**What you will do**
Take each line of the records below that contains the string "bottle" and copy it.

Items from an interface collection:
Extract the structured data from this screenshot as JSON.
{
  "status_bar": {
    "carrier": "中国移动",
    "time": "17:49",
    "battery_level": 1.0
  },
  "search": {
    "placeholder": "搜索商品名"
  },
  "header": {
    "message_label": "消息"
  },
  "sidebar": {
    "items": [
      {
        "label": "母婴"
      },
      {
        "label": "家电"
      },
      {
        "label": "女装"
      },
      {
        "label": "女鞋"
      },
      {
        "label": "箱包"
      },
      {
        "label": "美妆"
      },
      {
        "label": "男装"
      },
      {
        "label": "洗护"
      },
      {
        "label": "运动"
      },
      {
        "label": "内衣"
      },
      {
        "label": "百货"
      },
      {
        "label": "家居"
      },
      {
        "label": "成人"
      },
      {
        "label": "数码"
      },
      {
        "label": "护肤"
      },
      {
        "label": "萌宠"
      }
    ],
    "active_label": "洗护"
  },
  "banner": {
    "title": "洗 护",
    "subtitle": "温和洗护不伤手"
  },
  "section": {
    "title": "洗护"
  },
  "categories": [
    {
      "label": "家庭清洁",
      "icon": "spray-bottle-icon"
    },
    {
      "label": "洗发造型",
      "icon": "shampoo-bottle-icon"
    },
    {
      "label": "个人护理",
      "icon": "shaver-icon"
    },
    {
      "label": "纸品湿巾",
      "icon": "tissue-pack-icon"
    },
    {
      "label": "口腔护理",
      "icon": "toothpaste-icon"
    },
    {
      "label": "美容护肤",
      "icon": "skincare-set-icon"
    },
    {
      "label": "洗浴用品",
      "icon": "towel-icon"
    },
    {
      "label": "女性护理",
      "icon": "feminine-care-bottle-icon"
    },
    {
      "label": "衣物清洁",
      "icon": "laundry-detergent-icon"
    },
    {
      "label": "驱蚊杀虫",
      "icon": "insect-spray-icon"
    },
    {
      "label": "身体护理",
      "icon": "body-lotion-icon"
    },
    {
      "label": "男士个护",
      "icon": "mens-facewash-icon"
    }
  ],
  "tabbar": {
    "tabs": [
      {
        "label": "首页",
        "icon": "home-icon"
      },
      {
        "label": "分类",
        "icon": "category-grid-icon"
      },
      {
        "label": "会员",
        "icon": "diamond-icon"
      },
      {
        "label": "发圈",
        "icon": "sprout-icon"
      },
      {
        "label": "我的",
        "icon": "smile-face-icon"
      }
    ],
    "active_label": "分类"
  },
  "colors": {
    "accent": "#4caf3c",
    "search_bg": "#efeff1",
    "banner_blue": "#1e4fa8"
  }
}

**Response to the task**
      "icon": "spray-bottle-icon"
      "icon": "shampoo-bottle-icon"
      "icon": "feminine-care-bottle-icon"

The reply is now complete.